*Required work*:
The entries below are to be reproduced in full, exactly as written.
▼▼▼
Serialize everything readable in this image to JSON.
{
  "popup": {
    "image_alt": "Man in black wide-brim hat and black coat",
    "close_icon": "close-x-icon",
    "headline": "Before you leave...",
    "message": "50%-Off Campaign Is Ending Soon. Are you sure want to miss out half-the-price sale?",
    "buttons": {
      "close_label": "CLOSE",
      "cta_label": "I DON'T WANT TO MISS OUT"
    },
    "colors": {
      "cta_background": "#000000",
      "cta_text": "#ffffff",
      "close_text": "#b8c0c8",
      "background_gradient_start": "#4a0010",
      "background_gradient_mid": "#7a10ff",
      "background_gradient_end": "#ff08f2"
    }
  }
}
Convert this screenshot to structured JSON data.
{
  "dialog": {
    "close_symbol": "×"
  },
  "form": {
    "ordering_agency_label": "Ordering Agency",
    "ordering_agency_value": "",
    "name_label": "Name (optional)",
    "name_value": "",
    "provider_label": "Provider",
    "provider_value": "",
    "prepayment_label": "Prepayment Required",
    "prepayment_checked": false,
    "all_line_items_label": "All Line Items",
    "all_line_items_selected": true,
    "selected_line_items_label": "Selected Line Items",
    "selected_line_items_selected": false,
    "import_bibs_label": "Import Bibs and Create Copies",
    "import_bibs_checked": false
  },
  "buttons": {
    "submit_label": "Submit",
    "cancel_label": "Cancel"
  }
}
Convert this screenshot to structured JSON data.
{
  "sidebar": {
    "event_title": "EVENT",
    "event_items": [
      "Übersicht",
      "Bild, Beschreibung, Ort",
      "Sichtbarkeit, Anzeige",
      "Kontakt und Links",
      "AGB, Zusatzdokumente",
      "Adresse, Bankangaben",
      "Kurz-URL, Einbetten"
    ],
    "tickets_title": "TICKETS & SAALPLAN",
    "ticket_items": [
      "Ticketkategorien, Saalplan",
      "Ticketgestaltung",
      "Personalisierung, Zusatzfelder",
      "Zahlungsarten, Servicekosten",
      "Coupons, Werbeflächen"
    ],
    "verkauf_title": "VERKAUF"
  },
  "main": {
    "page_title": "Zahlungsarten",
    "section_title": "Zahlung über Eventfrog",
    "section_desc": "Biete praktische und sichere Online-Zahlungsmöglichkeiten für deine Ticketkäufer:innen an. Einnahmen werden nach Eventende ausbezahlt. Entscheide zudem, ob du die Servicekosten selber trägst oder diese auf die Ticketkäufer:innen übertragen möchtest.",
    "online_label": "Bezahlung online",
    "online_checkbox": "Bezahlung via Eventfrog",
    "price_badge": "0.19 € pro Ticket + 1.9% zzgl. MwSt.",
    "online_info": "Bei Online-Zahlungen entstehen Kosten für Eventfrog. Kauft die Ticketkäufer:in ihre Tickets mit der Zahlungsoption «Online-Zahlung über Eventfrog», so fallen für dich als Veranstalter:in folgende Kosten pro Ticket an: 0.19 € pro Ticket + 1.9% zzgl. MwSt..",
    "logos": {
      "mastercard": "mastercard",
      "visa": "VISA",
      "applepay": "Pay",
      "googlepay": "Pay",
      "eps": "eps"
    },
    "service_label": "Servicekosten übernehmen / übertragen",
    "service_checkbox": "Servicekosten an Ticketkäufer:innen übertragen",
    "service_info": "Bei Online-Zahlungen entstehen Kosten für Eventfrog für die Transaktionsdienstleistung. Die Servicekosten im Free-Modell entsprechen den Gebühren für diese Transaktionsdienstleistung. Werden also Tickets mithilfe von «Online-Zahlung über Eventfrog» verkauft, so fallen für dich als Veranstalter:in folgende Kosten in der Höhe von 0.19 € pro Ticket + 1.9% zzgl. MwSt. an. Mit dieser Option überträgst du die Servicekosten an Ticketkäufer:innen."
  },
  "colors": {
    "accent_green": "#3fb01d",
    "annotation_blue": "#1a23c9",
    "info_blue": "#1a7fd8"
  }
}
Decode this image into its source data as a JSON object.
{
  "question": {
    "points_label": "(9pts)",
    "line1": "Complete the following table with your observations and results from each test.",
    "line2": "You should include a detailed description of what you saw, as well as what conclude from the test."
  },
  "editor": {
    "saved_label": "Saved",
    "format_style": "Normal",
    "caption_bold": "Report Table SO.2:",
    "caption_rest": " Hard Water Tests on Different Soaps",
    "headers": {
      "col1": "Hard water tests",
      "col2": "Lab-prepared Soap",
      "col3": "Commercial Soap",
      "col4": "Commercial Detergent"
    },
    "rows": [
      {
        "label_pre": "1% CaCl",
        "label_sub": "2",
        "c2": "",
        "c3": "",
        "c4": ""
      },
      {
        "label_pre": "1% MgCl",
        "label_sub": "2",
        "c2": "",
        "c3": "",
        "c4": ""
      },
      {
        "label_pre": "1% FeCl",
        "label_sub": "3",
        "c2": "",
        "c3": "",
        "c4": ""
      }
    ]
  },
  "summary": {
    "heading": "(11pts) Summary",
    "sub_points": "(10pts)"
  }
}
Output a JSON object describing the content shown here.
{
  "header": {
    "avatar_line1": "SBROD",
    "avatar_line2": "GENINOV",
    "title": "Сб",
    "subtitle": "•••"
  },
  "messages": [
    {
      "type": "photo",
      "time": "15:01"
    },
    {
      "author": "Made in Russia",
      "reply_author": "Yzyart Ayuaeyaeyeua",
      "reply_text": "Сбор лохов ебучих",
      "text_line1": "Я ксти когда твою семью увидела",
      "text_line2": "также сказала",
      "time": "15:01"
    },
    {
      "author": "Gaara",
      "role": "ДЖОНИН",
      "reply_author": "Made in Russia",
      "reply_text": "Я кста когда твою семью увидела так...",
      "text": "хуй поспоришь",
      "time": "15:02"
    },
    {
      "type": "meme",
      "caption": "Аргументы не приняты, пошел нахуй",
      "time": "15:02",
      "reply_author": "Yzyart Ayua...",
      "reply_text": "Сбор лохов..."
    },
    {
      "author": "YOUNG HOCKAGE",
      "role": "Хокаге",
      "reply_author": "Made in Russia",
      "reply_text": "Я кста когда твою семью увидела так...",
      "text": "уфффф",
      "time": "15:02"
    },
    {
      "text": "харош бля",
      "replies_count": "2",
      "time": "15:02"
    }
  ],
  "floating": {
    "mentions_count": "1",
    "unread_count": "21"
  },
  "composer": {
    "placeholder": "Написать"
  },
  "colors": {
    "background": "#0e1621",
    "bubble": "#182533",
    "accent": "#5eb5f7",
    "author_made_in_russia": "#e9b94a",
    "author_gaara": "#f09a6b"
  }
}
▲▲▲
*Answer space*:
Serialize everything readable in this image to JSON.
{
  "popup": {
    "image_alt": "Man in black wide-brim hat and black coat",
    "close_icon": "close-x-icon",
    "headline": "Before you leave...",
    "message": "50%-Off Campaign Is Ending Soon. Are you sure want to miss out half-the-price sale?",
    "buttons": {
      "close_label": "CLOSE",
      "cta_label": "I DON'T WANT TO MISS OUT"
    },
    "colors": {
      "cta_background": "#000000",
      "cta_text": "#ffffff",
      "close_text": "#b8c0c8",
      "background_gradient_start": "#4a0010",
      "background_gradient_mid": "#7a10ff",
      "background_gradient_end": "#ff08f2"
    }
  }
}
Convert this screenshot to structured JSON data.
{
  "dialog": {
    "close_symbol": "×"
  },
  "form": {
    "ordering_agency_label": "Ordering Agency",
    "ordering_agency_value": "",
    "name_label": "Name (optional)",
    "name_value": "",
    "provider_label": "Provider",
    "provider_value": "",
    "prepayment_label": "Prepayment Required",
    "prepayment_checked": false,
    "all_line_items_label": "All Line Items",
    "all_line_items_selected": true,
    "selected_line_items_label": "Selected Line Items",
    "selected_line_items_selected": false,
    "import_bibs_label": "Import Bibs and Create Copies",
    "import_bibs_checked": false
  },
  "buttons": {
    "submit_label": "Submit",
    "cancel_label": "Cancel"
  }
}
Convert this screenshot to structured JSON data.
{
  "sidebar": {
    "event_title": "EVENT",
    "event_items": [
      "Übersicht",
      "Bild, Beschreibung, Ort",
      "Sichtbarkeit, Anzeige",
      "Kontakt und Links",
      "AGB, Zusatzdokumente",
      "Adresse, Bankangaben",
      "Kurz-URL, Einbetten"
    ],
    "tickets_title": "TICKETS & SAALPLAN",
    "ticket_items": [
      "Ticketkategorien, Saalplan",
      "Ticketgestaltung",
      "Personalisierung, Zusatzfelder",
      "Zahlungsarten, Servicekosten",
      "Coupons, Werbeflächen"
    ],
    "verkauf_title": "VERKAUF"
  },
  "main": {
    "page_title": "Zahlungsarten",
    "section_title": "Zahlung über Eventfrog",
    "section_desc": "Biete praktische und sichere Online-Zahlungsmöglichkeiten für deine Ticketkäufer:innen an. Einnahmen werden nach Eventende ausbezahlt. Entscheide zudem, ob du die Servicekosten selber trägst oder diese auf die Ticketkäufer:innen übertragen möchtest.",
    "online_label": "Bezahlung online",
    "online_checkbox": "Bezahlung via Eventfrog",
    "price_badge": "0.19 € pro Ticket + 1.9% zzgl. MwSt.",
    "online_info": "Bei Online-Zahlungen entstehen Kosten für Eventfrog. Kauft die Ticketkäufer:in ihre Tickets mit der Zahlungsoption «Online-Zahlung über Eventfrog», so fallen für dich als Veranstalter:in folgende Kosten pro Ticket an: 0.19 € pro Ticket + 1.9% zzgl. MwSt..",
    "logos": {
      "mastercard": "mastercard",
      "visa": "VISA",
      "applepay": "Pay",
      "googlepay": "Pay",
      "eps": "eps"
    },
    "service_label": "Servicekosten übernehmen / übertragen",
    "service_checkbox": "Servicekosten an Ticketkäufer:innen übertragen",
    "service_info": "Bei Online-Zahlungen entstehen Kosten für Eventfrog für die Transaktionsdienstleistung. Die Servicekosten im Free-Modell entsprechen den Gebühren für diese Transaktionsdienstleistung. Werden also Tickets mithilfe von «Online-Zahlung über Eventfrog» verkauft, so fallen für dich als Veranstalter:in folgende Kosten in der Höhe von 0.19 € pro Ticket + 1.9% zzgl. MwSt. an. Mit dieser Option überträgst du die Servicekosten an Ticketkäufer:innen."
  },
  "colors": {
    "accent_green": "#3fb01d",
    "annotation_blue": "#1a23c9",
    "info_blue": "#1a7fd8"
  }
}
Decode this image into its source data as a JSON object.
{
  "question": {
    "points_label": "(9pts)",
    "line1": "Complete the following table with your observations and results from each test.",
    "line2": "You should include a detailed description of what you saw, as well as what conclude from the test."
  },
  "editor": {
    "saved_label": "Saved",
    "format_style": "Normal",
    "caption_bold": "Report Table SO.2:",
    "caption_rest": " Hard Water Tests on Different Soaps",
    "headers": {
      "col1": "Hard water tests",
      "col2": "Lab-prepared Soap",
      "col3": "Commercial Soap",
      "col4": "Commercial Detergent"
    },
    "rows": [
      {
        "label_pre": "1% CaCl",
        "label_sub": "2",
        "c2": "",
        "c3": "",
        "c4": ""
      },
      {
        "label_pre": "1% MgCl",
        "label_sub": "2",
        "c2": "",
        "c3": "",
        "c4": ""
      },
      {
        "label_pre": "1% FeCl",
        "label_sub": "3",
        "c2": "",
        "c3": "",
        "c4": ""
      }
    ]
  },
  "summary": {
    "heading": "(11pts) Summary",
    "sub_points": "(10pts)"
  }
}
Output a JSON object describing the content shown here.
{
  "header": {
    "avatar_line1": "SBROD",
    "avatar_line2": "GENINOV",
    "title": "Сб",
    "subtitle": "•••"
  },
  "messages": [
    {
      "type": "photo",
      "time": "15:01"
    },
    {
      "author": "Made in Russia",
      "reply_author": "Yzyart Ayuaeyaeyeua",
      "reply_text": "Сбор лохов ебучих",
      "text_line1": "Я ксти когда твою семью увидела",
      "text_line2": "также сказала",
      "time": "15:01"
    },
    {
      "author": "Gaara",
      "role": "ДЖОНИН",
      "reply_author": "Made in Russia",
      "reply_text": "Я кста когда твою семью увидела так...",
      "text": "хуй поспоришь",
      "time": "15:02"
    },
    {
      "type": "meme",
      "caption": "Аргументы не приняты, пошел нахуй",
      "time": "15:02",
      "reply_author": "Yzyart Ayua...",
      "reply_text": "Сбор лохов..."
    },
    {
      "author": "YOUNG HOCKAGE",
      "role": "Хокаге",
      "reply_author": "Made in Russia",
      "reply_text": "Я кста когда твою семью увидела так...",
      "text": "уфффф",
      "time": "15:02"
    },
    {
      "text": "харош бля",
      "replies_count": "2",
      "time": "15:02"
    }
  ],
  "floating": {
    "mentions_count": "1",
    "unread_count": "21"
  },
  "composer": {
    "placeholder": "Написать"
  },
  "colors": {
    "background": "#0e1621",
    "bubble": "#182533",
    "accent": "#5eb5f7",
    "author_made_in_russia": "#e9b94a",
    "author_gaara": "#f09a6b"
  }
}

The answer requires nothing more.